Infrastructure investment could have Ireland flying high
AMIDST all the hand-wringing of late about the ending of the direct flight from Aldergrove to Newark, it's worth reminding ourselves that there are dozens of weekly flights to the States departing from just down the road.
Dublin - the major airport on this island and the fifth busiest across the UK and Ireland – is only about one-and-three-quarter hours away fro Belfast by road, and services destinations including New York, Chicago, and Boston.
That's not to diminish Belfast International Airport in any way, but I don't think we should get too fixated on having a direct flight to the US from Belfast. Perhaps there's a bigger picture that we need to see.
Should we actually be focusing our efforts and resources more on improving the infrastructure that links Belfast with Dublin, and Belfast with Derry?

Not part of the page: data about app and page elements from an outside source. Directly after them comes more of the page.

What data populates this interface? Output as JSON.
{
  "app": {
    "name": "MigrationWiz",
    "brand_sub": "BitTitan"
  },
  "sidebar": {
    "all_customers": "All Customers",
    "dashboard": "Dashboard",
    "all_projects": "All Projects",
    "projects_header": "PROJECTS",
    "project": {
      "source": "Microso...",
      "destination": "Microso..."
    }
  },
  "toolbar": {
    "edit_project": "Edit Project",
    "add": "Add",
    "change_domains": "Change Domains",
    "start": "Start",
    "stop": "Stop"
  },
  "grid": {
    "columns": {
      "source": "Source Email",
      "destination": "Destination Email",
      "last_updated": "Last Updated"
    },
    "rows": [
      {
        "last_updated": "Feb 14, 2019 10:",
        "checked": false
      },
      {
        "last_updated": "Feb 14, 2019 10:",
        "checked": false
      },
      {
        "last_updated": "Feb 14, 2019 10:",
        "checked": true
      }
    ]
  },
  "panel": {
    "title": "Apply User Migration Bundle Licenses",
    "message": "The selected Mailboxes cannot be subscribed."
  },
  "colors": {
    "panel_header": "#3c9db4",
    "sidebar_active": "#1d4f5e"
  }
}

I think undoubtedly so.
Not only would this make Dublin Airport all the more accessible from Belfast and other parts of Northern Ireland, it would be something to help sell Northern Ireland to international investors. Transport and infrastructure are seen as two of the key factors in attracting inward investment.
The reality is that the Belfast to Dublin corridor is economically critical to this part of the world and something that we should be seeking to further develop – whatever the political context. With improved transport infrastructure - most significantly rail – Belfast could benefit considerably from its proximity to Dublin, which is a significant international city.

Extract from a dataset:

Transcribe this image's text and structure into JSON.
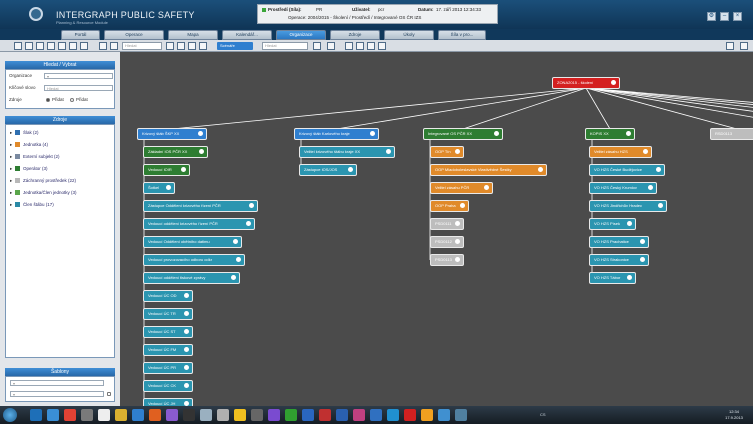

The Dublin-Belfast corridor has a population of something like 3.3 million people. The Dublin region has a GDP of over €100 billion, according to Dublin Chamber, while some estimates put Belfast Metropolitan Area's GDP at over €30 billion, giving a total regional GDP of €130 billion or more.

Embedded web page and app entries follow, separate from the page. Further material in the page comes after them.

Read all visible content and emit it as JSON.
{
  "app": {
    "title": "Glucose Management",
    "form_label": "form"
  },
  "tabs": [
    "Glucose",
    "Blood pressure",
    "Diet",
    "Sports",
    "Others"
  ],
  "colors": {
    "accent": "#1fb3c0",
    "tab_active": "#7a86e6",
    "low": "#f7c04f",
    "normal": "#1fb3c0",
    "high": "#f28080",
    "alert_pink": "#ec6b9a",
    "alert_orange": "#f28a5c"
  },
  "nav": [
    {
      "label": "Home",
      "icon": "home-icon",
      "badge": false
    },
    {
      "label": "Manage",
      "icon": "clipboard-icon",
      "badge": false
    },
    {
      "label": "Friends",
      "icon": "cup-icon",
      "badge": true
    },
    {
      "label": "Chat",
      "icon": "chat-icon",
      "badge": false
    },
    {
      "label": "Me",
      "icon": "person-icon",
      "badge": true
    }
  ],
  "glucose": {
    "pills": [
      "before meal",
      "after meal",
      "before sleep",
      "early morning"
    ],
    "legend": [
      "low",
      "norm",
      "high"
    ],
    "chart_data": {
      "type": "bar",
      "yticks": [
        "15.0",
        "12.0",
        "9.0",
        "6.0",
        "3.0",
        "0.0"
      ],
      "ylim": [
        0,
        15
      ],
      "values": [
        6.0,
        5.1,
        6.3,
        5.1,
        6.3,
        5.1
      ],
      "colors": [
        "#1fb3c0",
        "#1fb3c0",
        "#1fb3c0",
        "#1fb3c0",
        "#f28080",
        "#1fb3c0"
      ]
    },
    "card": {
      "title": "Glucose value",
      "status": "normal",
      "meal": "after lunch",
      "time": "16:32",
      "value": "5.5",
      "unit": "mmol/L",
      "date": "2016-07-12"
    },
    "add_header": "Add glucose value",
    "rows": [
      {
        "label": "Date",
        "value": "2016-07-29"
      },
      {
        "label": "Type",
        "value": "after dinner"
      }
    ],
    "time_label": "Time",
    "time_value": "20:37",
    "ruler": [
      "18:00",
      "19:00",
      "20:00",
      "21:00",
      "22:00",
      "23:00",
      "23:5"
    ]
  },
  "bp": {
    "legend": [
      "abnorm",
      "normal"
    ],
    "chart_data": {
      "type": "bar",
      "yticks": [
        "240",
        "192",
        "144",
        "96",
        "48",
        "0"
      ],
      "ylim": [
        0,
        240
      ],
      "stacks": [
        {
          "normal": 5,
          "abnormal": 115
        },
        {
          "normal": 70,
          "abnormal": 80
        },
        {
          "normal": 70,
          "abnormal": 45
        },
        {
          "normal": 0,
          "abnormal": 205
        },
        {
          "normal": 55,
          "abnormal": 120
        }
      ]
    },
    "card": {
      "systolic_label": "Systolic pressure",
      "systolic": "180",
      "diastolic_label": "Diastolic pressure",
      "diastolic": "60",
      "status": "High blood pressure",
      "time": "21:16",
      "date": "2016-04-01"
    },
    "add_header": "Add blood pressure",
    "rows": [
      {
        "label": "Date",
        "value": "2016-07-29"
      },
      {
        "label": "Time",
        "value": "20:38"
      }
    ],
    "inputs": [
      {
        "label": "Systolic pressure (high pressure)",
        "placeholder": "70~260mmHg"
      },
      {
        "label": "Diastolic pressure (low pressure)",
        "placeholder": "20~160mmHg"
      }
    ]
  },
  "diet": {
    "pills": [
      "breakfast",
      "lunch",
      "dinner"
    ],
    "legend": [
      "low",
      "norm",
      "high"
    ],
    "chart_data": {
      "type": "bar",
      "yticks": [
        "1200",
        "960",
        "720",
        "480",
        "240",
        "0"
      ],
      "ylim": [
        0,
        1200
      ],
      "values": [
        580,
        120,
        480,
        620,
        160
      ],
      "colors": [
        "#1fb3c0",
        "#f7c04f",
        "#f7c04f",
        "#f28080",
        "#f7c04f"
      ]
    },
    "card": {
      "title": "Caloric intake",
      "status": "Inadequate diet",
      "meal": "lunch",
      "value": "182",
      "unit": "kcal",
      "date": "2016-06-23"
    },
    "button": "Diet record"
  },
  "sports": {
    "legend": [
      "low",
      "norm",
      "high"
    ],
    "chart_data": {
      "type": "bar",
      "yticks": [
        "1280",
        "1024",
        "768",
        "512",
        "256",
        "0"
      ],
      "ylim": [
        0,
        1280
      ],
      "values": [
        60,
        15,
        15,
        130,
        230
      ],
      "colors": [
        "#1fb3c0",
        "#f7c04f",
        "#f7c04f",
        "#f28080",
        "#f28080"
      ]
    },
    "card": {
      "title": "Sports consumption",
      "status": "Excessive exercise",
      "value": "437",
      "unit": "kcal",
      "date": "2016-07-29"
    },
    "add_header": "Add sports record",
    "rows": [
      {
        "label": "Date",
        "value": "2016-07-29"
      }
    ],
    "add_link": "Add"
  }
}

At present, the office market in Dublin is extremely buoyant, with significant demand, driven by the tech sector. Nine out of the top 10 global software and US technology firms have an Irish presence (largely Dublin), while all of the top 10 global ‘born on the internet' businesses operate there.
Amazon recently took 170,000 sq ft in Dublin, Facebook occupies 250,000 sq ft, Google has 600,000 sq ft and counting, and Twitter is poised to move into 100,000 sq ft of space.
Dublin actually has a shortage of space (though it has 7 million sq ft of new space in the pipeline, with half of that actually under construction). Belfast, with its lower cost-base, could be a viable alternative to Dublin, but also a viable additional location for major international companies.
Enhanced transport infrastructure would also make Dublin a more viable destination for people living in Belfast to commute to for work, therefore opening up a wider range of high value jobs. And it would make Dublin an even more viable market for local companies – including services firms – to do business in.
Whatever your political persuasion, I think it is critical that we genuinely recognise that we live in an all-island economy, and that isn't going to change.
So we need to maximise the opportunity and focus on improving links - transport and otherwise – with the other major economic centre on the island.
:: Ben Collins is director of the Royal Institution of Chartered Surveyors (RICS) in Northern Ireland, which represents 4,000 cross-sectoral members comprising of chartered and associate surveyors, trainees and students.